We made our 12pm plane flights to Mala Mala, via Polokwane for immigration, and the flights and immigration took about 2.5 hours. When we arrived at Mala Mala, my friend and ranger Matt Meyer was waiting for us on the airstrip. Mala Mala has a wonderful airstrip that is paved, so light jets to bush planes can all service the camps here.

We drove the short drive to Rattray’s on Mala Mala, our camp for the next 4 nights, and quickly checked in. We were assigned our rooms, dropped off our bags and met back in the common area. Food was ready for us, but we had to respectfully pass and get into the Land Rovers for some wildlife. Mala Mala is one of my favorite locations in all of Africa for predators, specifically leopards and lions. Mala Mala is a well-run game reserve, and offroading is a necessary part of the experience here. The rangers are extremely professional, and many of them are avid photographers themselves. We are working with Matt, Donald, Gordon and Dean for the next 4 days, and all of them are great guys and photographers.

Upon leaving camp, we heard of an adult female leopard near Mala Mala Main Camp, so we knew exactly where to go. We met up with her and only had 10 minutes of shooting before we snapped something underneath our vehicle. It was our tie rod, which wasn’t a big deal at all, but we were disabled nonetheless.   We had driven over a really nasty iron wood stump, and we had to have another vehicle brought out to us. John loaned us his Rover for the afternoon, and by the time we moved our belongings the leopard had pretty much moved on into the dense brush. It wasn’t a big deal, because I knew that we would have more opportunities over the next 4 days.

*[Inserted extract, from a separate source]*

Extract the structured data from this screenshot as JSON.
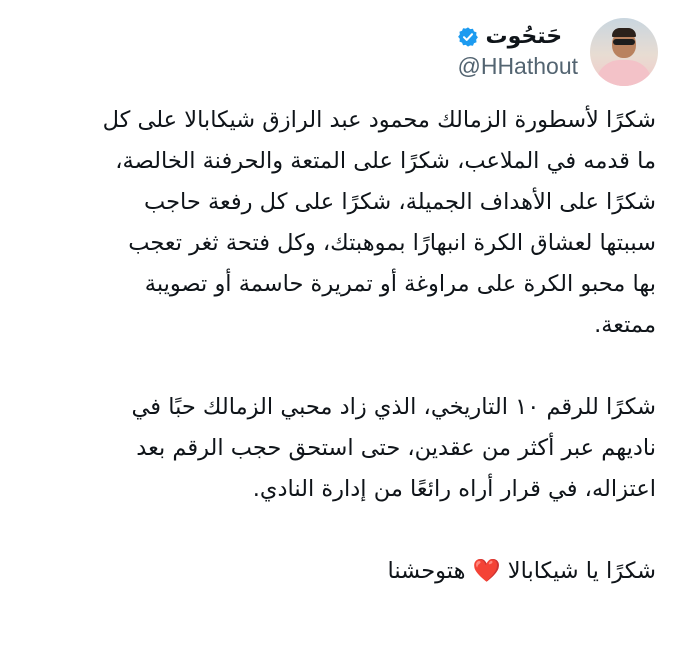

On our way back to camp, we stopped for sparring giraffes and a pair of white rhino. Not bad for a 2 hour game drive, eh? J

Dinner was in the outdoor boma, and the fire tonight was absolutely stellar. Tonights’ dinner was made up of kudu, roasted veggies, roasted tomato & basil soup with ice cream for desert. Not exactly diet material, but I think I can cope.

Note: All images in these daily blog postings are very very rough edits of the things we have seen, and I often omit the photographs that take too much time to process. I don’t take much time off during the day, as I am working with people with their photographic needs. All of my images in these posts will have to be re-processed when I get back home, and they are only included in these blog entries for illustration purposes.



Overlook with the Sand River


Our first leopard at Mala Mala


Sparring Giraffes


..and our first rhino